Count the lines below that contain "this". Give only the number.
+++ Available records +++
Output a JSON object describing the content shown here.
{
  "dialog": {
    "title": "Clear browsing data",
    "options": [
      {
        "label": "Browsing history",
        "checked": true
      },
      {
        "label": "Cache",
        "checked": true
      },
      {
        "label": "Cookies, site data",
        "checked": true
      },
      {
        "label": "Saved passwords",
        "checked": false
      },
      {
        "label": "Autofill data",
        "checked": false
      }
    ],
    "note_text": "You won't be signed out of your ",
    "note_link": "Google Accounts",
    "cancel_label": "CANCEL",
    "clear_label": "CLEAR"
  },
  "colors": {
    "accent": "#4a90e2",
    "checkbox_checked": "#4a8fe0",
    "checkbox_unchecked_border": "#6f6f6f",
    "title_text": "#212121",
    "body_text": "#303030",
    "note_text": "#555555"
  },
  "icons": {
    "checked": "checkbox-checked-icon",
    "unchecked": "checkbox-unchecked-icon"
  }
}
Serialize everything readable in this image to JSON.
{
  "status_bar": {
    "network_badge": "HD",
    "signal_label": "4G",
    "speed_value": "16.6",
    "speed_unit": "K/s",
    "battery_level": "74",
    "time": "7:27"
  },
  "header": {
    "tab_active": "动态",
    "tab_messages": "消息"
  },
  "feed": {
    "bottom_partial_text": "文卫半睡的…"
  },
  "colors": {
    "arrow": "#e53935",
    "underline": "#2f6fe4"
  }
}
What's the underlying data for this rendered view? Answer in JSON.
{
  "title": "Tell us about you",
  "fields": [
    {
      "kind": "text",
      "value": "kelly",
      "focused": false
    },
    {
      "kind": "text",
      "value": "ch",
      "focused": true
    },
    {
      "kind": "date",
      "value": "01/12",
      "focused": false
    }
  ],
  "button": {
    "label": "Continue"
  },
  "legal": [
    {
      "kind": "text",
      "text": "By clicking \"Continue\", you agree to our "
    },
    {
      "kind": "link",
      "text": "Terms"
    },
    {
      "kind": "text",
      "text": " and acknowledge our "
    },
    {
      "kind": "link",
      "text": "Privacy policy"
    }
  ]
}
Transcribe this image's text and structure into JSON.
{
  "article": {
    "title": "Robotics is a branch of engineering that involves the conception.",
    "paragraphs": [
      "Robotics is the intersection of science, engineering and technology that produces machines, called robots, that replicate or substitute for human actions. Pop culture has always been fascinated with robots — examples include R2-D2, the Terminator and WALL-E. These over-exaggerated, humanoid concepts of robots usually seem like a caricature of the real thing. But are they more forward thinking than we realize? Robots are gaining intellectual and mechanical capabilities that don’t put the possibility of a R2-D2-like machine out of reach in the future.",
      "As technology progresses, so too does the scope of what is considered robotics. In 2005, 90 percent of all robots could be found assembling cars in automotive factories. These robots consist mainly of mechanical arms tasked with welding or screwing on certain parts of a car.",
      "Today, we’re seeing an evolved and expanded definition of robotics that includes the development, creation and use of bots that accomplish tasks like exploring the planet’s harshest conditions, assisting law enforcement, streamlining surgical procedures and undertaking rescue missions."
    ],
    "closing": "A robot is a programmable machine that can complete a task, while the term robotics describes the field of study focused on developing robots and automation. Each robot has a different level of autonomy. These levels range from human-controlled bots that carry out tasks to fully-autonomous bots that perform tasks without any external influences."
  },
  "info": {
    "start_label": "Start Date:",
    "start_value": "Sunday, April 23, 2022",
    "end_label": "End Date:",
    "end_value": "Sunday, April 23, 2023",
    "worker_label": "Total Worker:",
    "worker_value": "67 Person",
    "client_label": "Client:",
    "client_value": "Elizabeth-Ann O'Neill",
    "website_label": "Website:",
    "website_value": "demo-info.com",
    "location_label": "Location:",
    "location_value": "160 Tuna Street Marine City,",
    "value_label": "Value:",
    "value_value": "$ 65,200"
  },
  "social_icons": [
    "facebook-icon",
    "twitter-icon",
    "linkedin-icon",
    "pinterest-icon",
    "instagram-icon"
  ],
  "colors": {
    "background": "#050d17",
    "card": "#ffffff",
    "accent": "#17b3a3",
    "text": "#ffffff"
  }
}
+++
• [Exercise output] 3